"It's about going to heaven through a stairway and the stairway has problems along the way," was one typical response.
In the past few years, widespread concern that rock lyrics corrupt young minds has led to the formation of numerous angry-parent groups, the adoption of warning stickers on albums and a nationwide controversy over the rap group 2 Live Crew. But as social scientists have attempted to verify these worries, they have come up empty.
In this research, teen-agers have been given printouts of the lyrics to popular songs and asked for their interpretations. They have filled out multiple-choice questionnaires about songs they've heard 100 times on the radio.
In virtually every case the answer has been the same: Few young people listen closely to a song's lyrics, even when the words are distinct and explicit. Fewer remember the lyrics. And fewer still understand them.
This doesn't mean psychologists have abandoned their concerns about the influence of pop culture on children.
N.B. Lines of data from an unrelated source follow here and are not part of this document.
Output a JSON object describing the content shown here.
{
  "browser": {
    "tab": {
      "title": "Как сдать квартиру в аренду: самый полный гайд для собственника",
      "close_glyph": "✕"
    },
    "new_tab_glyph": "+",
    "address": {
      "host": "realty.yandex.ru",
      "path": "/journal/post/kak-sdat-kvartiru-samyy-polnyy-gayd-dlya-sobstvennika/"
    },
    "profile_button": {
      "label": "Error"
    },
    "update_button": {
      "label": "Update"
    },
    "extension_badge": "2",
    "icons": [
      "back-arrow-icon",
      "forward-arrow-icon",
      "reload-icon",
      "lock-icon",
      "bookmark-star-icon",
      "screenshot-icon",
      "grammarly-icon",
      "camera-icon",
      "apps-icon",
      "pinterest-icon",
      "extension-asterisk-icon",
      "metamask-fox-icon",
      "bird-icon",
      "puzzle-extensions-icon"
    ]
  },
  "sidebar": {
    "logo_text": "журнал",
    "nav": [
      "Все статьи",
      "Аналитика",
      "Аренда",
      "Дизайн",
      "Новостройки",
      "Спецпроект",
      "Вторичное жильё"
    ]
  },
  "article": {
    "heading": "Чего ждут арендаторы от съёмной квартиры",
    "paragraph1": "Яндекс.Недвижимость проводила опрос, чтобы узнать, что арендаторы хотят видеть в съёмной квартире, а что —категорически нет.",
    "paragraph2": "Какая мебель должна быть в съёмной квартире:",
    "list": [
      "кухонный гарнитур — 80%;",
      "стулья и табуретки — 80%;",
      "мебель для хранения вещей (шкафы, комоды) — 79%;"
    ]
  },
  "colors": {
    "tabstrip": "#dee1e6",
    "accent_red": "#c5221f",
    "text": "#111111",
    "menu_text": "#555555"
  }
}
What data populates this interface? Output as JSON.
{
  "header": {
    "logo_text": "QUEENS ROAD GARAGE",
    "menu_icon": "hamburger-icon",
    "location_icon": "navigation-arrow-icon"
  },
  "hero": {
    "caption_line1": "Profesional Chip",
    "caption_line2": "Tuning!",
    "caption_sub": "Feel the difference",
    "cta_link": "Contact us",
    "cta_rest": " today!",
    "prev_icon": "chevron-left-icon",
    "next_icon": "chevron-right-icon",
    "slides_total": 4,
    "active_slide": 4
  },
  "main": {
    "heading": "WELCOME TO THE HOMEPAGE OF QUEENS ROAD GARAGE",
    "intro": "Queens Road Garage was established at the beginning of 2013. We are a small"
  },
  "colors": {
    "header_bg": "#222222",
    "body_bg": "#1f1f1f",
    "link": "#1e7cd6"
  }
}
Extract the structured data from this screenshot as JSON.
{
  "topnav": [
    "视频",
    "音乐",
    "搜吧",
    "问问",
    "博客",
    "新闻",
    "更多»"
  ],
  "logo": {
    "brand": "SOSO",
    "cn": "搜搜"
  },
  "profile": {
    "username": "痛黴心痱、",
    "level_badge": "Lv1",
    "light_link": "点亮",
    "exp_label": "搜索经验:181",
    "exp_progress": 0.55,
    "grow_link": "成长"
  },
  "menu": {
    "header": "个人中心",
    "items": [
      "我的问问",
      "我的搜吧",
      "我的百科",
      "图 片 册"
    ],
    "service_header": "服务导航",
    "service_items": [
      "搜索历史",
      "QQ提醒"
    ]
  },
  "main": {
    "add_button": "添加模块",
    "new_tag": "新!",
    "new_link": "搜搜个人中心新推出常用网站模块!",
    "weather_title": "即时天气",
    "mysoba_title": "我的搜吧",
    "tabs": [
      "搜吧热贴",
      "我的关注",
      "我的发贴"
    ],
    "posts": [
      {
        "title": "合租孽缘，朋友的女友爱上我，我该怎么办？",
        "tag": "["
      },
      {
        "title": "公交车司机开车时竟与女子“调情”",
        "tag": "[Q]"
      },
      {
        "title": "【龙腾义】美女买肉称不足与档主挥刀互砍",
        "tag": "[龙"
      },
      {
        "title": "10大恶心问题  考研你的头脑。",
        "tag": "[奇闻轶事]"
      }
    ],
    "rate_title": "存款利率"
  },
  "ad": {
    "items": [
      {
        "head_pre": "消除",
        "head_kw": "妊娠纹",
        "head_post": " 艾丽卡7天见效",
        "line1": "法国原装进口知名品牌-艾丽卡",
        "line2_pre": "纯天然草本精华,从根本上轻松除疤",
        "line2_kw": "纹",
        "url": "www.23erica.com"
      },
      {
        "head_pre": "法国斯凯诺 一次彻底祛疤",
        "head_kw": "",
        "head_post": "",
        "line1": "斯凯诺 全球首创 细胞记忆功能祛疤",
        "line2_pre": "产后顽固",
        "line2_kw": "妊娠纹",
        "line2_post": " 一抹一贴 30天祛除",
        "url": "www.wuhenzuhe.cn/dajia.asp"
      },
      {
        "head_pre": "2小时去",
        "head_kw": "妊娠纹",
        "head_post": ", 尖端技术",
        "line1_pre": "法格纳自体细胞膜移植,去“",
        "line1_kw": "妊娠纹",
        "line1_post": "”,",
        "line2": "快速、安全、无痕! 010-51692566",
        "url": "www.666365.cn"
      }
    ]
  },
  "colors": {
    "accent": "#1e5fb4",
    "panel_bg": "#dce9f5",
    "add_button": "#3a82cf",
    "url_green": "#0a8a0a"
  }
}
But some researchers have begun to argue that the effect of rock music on teen-agers - if it exists at all - is far more complicated and subtle than Johnnie hearing "Lucy in the Sky with Diamonds" one too many times and deciding to take LSD.
The central empirical discovery in lyrics research is that young people don't care that much about the lyrics to songs.
Surveys of teen-agers consistently show that when asked to list their reasons for liking a song, they put things such as "it helps me to relax" and "it's good to dance to" at the top of the list and "I want to listen to the words" at the bottom.
Because they don't usually listen to lyrics, teen-agers tend to form opinions of songs based on other, sometimes inaccurate, information. For example, the 1984 Bruce Springsteen hit single "Born in the USA" contains in every verse explicit references to despair and disillusionment.
Yet in a study of schoolchildren by a group of psychologists at the University of California at Los Angeles, none of a sample of fourth graders - and only 30 percent of eighth graders, 40 percent of high-school seniors and half of college students - understood what the song was about, even after being given samples of the song's lyrics. Most assumed, because of the title, that the song was a patriotic anthem.
Does this mean parents shouldn't worry about rock lyrics? The answer is unclear. Some experts, for example, argue it is possible that teen-agers could still be affected by lyrics even if they don't explicitly remember or comprehend them.
"If you ask people what advertising they remember, most can recall only very few," said George Gerbner, a communications professor at the University of Pennsylvania's Annenberg School. "People don't actively remember most of the things they encounter every day. But that doesn't necessarily mean they haven't absorbed it and internalized the attitudes and perspectives represented there."